Accordingly, Complainant has failed to establish the second required element under the Policy.
C. Registered and Used in Bad Faith
While the Panel need not reach the bad faith issue, it notes that, for the reasons discussed in Part B above, Complainant has likewise failed to show that the Domain Name was registered or used in bad faith. Its suggestion that the initial 2005 registration, shortly after Complainant's own trademark usage began, evidences bad faith is purely speculative. Considering the desirability of domain names employing common English terms, as well as domain names that are short (and ones associated with television), there is little reason to doubt Respondent's suggestion that its selection of <me.tv> had nothing to do with Complainant.
Nor does Complainant prevail on the bad faith element merely by showing that Respondent offered to sell the Domain Name for USD 50,000. Domain Name sales are neither illegal nor are offers to do so, ipso facto, evidence of bad faith, at least in the absence of other indicia suggesting that the registration was made with the intent to sell it at a marked-up price to a trademark owner. Given that the offer in question did not occur until 2015, some ten years after the initial registration, and well after the initial commercial usage of the Domain Name, there is insufficient evidence from which to speculate that commercial gain from a trademark owner motivated the decade-old registration. Additionally, it appears that the offer was not even made until after Complainant first contacted Respondent.
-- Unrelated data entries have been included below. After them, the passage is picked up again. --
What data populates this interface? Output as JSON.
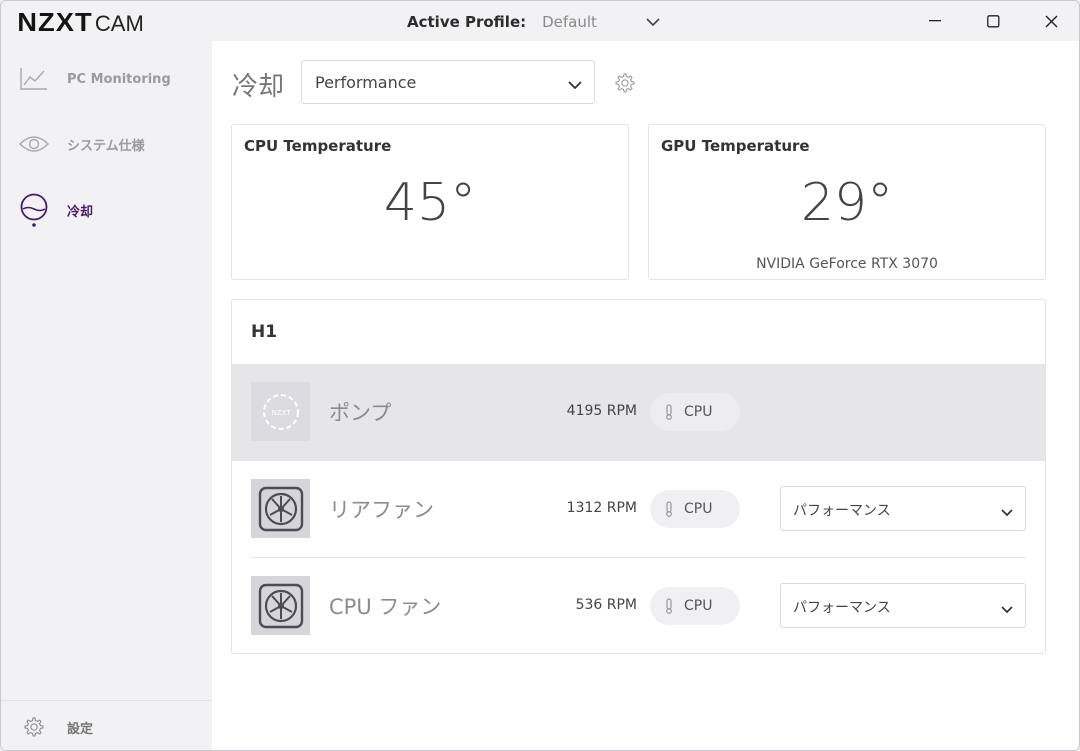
{
  "app": {
    "brand": "NZXT",
    "product": "CAM",
    "active_profile_label": "Active Profile:",
    "active_profile_value": "Default"
  },
  "sidebar": {
    "items": [
      {
        "label": "PC Monitoring",
        "icon": "line-chart-icon",
        "active": false
      },
      {
        "label": "システム仕様",
        "icon": "eye-icon",
        "active": false
      },
      {
        "label": "冷却",
        "icon": "cooling-icon",
        "active": true
      }
    ],
    "settings_label": "設定"
  },
  "main": {
    "section_title": "冷却",
    "profile_select": "Performance",
    "cpu_card": {
      "title": "CPU Temperature",
      "value": "45°"
    },
    "gpu_card": {
      "title": "GPU Temperature",
      "value": "29°",
      "device": "NVIDIA GeForce RTX 3070"
    },
    "device": {
      "name": "H1",
      "rows": [
        {
          "name": "ポンプ",
          "rpm": "4195 RPM",
          "source": "CPU",
          "mode": null,
          "selected": true
        },
        {
          "name": "リアファン",
          "rpm": "1312 RPM",
          "source": "CPU",
          "mode": "パフォーマンス",
          "selected": false
        },
        {
          "name": "CPU ファン",
          "rpm": "536 RPM",
          "source": "CPU",
          "mode": "パフォーマンス",
          "selected": false
        }
      ]
    }
  },
  "colors": {
    "accent": "#4a1a6b",
    "window_bg": "#f2f2f4",
    "content_bg": "#ffffff"
  }
}
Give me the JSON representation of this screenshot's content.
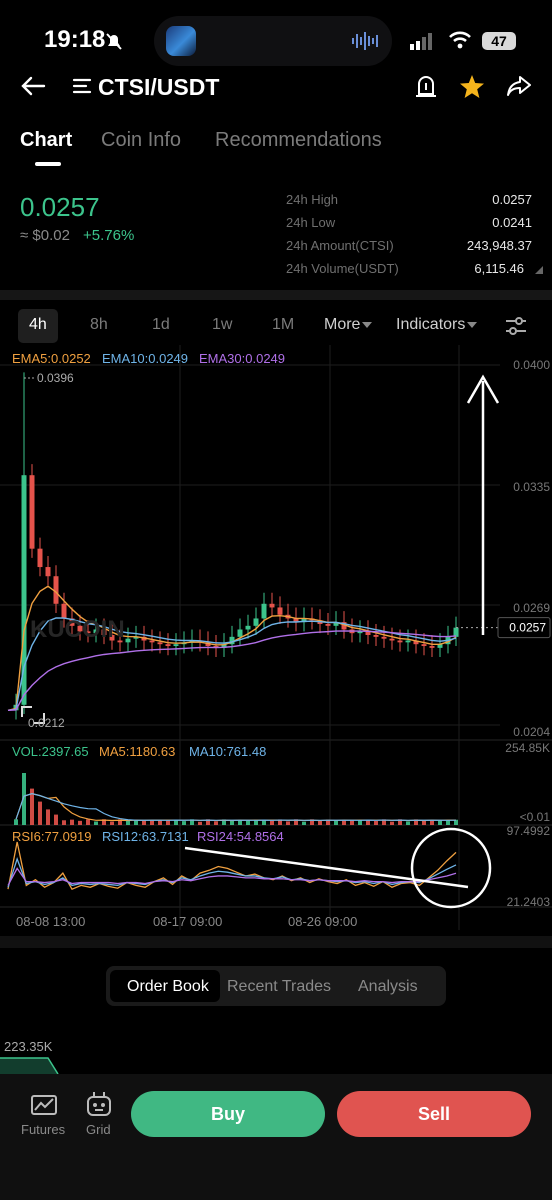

Lastly, Respondent is also correct in noting that use of a proxy does not, ipso facto, establish bad faith either. See paragraph 3.9 of the WIPO Overview of WIPO Panel Views on Selected UDRP Questions, Second Edition ("WIPO Overview 2.0") (noting that "use of a privacy or proxy registration service is not in and of itself an indication of bad faith").
For the foregoing reasons, the Complaint is denied.
8. Reverse Domain-Name Hijacking
While Complainant has failed to establish two of the three elements to prove its case under the Policy, that alone does not establish RDNH. In support of its RDHN contention, Respondent offers little more than the suggestion that Complainant's allegations are "demonstrably false." But Complainant undisputedly owns a mark which has achieved considerable commercial success, and the Domain Name is identical or at least confusingly similar to it. The evidence of Respondent's legitimate use of the Domain Name was not self-evident as of the time of the Complaint. Moreover, Respondent certainly did not facilitate the discovery of such evidence when it chose to shield its identity behind a proxy registration service. For all these reasons, the Panel finds that Respondent has failed to establish that Complainant committed RDNH.
Michael A. Albert
William R. Towns
Date: August 10, 2015